• **TASK REQUIREMENTS**: Using the listing that follows, report how many lines include the word "status", and add no other words.

• **DATA FOR THIS EXERCISE**:
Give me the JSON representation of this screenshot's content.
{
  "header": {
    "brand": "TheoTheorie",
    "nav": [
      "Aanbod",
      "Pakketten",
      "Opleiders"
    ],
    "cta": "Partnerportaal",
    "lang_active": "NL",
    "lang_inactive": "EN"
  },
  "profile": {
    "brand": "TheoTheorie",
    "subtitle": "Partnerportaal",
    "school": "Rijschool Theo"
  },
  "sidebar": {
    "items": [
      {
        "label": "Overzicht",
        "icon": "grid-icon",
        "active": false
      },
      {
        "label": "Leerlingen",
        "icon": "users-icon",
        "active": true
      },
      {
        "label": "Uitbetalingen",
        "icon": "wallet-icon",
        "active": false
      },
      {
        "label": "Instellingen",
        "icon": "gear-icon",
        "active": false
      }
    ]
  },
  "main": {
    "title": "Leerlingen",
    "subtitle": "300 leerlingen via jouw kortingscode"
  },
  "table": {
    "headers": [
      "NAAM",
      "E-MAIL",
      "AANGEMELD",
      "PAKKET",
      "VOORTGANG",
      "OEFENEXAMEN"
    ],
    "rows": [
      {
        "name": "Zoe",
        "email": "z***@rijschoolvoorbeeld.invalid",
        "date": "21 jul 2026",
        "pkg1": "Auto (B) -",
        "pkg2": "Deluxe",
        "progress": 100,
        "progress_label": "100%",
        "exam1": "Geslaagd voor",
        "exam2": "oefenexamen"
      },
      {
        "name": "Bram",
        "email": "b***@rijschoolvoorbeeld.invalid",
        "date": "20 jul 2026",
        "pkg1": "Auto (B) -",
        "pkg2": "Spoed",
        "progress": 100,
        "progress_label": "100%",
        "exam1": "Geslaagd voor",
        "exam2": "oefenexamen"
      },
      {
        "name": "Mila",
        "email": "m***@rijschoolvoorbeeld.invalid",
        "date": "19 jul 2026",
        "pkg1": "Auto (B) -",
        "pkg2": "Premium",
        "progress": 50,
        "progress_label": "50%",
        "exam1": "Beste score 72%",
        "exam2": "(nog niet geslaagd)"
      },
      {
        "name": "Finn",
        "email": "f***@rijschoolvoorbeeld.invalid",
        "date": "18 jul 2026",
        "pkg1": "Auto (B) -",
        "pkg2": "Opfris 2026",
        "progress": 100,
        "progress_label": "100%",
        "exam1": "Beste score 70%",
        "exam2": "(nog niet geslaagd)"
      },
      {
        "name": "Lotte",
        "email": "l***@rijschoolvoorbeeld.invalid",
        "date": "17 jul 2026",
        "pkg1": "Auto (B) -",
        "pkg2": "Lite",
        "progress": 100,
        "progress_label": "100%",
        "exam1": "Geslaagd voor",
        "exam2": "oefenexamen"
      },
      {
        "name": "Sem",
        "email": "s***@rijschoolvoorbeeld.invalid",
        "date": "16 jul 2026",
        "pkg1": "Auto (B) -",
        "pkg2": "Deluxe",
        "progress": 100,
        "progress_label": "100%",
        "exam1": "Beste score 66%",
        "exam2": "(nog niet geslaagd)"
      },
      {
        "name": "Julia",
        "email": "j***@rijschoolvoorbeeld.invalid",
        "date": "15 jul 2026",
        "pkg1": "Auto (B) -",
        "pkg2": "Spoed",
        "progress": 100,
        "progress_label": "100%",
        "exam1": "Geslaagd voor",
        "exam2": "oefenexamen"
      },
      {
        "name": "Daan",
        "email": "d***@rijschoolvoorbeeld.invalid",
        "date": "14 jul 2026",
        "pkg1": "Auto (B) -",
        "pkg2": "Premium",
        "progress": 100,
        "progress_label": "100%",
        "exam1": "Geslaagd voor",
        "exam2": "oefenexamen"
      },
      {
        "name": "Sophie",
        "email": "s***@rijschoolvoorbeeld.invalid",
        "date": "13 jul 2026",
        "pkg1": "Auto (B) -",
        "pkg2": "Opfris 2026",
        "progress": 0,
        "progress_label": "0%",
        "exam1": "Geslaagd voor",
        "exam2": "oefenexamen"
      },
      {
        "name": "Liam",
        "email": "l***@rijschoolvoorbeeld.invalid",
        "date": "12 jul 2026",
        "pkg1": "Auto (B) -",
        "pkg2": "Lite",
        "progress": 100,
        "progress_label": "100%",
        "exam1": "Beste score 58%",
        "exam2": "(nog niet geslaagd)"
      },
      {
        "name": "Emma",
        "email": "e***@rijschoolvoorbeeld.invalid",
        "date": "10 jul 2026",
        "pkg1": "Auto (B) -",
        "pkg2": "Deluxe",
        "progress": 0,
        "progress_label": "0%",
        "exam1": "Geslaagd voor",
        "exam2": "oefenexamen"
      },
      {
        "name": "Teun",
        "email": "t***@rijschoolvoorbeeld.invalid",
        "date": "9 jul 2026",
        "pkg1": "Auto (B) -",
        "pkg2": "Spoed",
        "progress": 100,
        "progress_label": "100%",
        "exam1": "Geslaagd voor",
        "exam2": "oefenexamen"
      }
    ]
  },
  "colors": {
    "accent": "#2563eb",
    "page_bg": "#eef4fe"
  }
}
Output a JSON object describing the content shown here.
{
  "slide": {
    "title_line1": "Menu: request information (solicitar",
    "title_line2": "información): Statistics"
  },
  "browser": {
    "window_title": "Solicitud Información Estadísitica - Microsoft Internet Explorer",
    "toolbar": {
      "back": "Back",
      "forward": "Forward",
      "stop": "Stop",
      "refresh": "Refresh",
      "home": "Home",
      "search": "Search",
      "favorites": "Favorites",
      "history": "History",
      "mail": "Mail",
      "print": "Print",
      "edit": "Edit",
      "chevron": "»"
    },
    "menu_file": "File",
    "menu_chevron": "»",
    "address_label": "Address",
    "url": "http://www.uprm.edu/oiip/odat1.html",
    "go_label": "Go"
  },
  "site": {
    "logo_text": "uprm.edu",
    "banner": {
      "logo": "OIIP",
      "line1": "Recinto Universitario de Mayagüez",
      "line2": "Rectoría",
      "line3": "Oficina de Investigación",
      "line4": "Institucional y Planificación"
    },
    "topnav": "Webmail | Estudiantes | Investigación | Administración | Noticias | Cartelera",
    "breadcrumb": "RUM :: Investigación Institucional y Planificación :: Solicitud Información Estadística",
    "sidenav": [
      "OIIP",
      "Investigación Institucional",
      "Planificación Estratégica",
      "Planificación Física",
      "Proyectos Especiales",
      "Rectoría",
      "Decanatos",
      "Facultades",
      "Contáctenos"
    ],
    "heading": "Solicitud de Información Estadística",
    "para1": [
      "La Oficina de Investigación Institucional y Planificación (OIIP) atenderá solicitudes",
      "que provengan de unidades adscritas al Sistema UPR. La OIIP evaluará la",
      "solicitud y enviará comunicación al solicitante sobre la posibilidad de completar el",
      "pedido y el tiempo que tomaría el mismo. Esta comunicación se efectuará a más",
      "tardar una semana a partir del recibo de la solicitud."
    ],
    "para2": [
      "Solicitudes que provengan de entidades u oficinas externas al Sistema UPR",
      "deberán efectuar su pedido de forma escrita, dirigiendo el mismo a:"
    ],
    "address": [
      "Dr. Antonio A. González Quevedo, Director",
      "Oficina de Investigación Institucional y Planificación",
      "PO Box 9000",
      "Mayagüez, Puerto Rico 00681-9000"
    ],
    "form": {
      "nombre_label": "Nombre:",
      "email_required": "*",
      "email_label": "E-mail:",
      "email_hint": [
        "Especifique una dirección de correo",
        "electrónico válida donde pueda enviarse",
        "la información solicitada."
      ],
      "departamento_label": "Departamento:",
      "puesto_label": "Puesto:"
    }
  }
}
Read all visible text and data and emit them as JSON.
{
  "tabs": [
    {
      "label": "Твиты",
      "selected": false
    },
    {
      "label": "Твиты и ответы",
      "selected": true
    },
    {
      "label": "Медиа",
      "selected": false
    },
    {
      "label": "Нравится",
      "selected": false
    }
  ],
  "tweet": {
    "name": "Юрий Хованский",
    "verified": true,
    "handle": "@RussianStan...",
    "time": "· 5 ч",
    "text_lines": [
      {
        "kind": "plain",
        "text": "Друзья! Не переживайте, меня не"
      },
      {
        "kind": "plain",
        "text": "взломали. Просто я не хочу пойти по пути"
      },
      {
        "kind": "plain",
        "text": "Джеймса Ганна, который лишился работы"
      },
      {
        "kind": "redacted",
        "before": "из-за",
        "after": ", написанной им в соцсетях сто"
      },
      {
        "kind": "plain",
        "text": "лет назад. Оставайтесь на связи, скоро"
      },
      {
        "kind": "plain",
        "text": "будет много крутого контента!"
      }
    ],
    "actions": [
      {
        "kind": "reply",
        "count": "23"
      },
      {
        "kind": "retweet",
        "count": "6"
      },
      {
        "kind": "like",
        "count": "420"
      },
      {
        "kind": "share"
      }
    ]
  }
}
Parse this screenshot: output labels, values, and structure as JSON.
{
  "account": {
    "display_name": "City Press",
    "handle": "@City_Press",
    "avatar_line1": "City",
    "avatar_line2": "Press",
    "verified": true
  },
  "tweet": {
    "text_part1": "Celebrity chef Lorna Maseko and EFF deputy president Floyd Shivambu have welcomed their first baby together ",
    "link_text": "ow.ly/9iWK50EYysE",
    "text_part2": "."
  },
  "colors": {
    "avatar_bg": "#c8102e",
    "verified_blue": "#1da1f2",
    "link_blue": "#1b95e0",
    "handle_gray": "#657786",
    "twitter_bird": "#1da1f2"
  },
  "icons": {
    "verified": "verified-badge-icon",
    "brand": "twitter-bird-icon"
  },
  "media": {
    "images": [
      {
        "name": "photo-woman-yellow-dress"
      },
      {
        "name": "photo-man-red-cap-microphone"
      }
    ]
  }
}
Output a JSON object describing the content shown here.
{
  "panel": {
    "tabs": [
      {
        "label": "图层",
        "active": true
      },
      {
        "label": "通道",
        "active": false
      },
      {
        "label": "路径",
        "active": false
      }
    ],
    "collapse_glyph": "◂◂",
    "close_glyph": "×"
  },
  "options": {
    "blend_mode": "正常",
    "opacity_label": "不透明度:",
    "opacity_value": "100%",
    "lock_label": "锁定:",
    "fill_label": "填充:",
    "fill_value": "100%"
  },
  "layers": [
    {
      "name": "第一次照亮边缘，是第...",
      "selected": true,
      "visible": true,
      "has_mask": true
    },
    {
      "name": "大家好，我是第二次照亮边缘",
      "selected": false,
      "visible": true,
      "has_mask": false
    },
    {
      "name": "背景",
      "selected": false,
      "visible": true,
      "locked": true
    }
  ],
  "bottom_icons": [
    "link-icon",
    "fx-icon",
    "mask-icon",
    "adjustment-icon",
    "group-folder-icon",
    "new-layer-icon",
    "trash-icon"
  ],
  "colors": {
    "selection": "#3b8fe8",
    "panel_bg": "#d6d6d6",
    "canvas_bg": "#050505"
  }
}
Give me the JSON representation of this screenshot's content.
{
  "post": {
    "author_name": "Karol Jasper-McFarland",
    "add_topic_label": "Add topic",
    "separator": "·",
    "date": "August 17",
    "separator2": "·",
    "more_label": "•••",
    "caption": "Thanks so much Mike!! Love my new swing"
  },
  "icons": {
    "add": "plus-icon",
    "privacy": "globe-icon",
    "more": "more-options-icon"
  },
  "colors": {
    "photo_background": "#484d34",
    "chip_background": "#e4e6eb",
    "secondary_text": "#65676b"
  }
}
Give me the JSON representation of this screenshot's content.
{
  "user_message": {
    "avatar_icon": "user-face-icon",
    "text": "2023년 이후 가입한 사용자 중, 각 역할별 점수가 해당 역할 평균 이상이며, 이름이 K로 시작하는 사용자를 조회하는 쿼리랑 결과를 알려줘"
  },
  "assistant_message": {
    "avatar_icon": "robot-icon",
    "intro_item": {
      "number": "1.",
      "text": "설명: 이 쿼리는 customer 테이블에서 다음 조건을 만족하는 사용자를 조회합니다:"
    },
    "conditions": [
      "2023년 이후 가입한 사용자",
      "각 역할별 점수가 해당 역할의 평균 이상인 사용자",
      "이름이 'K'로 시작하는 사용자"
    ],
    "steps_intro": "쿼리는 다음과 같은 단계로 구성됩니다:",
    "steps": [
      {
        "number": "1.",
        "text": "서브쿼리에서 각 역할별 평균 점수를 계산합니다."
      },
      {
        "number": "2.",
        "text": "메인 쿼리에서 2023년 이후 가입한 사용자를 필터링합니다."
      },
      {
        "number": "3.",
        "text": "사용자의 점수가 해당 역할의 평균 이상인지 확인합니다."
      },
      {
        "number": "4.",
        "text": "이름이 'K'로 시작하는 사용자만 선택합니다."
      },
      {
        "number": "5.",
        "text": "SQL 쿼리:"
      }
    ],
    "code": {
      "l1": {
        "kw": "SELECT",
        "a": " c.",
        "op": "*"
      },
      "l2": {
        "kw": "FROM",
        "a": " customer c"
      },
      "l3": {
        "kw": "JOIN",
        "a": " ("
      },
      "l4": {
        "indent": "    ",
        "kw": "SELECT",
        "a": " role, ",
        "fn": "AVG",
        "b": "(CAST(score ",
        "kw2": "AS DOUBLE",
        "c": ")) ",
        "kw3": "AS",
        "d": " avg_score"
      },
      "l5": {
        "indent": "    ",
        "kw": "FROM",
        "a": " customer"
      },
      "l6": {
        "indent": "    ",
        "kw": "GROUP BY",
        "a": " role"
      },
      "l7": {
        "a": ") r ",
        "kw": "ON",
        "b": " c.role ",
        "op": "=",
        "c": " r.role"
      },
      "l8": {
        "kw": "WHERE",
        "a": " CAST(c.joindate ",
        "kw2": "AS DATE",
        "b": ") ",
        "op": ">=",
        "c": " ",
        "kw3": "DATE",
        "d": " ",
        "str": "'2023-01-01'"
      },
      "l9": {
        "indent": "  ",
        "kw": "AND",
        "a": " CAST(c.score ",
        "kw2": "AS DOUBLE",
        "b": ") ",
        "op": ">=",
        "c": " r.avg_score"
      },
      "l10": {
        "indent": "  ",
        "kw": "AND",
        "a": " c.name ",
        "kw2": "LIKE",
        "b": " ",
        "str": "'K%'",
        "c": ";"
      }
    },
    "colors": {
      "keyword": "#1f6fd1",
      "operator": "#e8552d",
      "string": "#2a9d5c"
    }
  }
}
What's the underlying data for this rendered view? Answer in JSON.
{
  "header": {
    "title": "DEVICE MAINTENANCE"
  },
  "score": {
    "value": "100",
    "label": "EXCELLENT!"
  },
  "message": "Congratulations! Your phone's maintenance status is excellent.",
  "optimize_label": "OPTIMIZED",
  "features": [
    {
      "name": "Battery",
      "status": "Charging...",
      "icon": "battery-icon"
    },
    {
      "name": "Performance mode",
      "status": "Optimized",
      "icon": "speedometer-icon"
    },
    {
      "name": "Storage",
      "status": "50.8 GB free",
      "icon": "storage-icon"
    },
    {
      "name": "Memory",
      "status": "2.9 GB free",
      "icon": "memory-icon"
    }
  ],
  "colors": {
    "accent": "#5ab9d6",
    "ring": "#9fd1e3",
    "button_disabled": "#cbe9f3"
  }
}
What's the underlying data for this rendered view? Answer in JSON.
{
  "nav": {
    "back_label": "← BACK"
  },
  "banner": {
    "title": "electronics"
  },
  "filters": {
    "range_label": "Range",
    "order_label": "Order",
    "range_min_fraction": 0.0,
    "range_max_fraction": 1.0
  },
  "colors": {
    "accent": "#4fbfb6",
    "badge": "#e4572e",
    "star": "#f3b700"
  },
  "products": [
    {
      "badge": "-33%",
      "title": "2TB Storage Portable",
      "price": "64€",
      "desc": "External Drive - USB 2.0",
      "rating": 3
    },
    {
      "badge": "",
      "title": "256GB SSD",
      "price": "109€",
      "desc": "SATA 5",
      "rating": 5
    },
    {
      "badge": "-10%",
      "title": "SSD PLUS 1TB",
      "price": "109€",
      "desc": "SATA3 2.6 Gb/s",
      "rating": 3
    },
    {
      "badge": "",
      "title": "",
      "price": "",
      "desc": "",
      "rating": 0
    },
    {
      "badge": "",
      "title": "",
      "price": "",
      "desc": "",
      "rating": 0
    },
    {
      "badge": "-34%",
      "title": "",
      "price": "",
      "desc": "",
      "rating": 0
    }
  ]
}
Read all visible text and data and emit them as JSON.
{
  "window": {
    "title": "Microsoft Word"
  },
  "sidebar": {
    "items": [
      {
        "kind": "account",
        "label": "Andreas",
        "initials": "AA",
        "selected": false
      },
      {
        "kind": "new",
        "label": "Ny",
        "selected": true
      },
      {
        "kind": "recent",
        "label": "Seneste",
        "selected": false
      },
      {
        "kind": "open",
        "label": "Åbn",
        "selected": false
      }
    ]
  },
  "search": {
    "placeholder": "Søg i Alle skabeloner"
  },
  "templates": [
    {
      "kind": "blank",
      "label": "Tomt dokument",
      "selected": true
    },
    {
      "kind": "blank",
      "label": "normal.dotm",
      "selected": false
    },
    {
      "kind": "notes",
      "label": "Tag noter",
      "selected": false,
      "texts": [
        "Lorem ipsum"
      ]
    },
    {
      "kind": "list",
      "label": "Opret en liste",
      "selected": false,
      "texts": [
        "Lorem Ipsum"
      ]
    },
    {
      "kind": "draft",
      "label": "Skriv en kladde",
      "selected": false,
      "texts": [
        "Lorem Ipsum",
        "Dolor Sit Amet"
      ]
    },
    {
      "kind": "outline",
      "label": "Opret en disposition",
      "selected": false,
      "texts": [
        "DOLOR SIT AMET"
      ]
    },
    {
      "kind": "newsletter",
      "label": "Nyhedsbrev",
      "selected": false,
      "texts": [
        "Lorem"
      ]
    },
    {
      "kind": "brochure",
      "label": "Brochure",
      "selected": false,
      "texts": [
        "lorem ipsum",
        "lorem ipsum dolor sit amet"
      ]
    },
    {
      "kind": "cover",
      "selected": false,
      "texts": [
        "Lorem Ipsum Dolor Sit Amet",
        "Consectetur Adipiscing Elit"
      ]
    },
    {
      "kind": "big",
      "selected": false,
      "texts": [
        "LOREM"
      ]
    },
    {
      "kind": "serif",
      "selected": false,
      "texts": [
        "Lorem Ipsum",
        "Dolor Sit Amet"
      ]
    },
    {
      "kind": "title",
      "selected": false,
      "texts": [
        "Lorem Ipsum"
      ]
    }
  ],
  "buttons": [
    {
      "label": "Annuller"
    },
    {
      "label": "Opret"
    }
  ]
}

• **WRITTEN ANSWER**: 5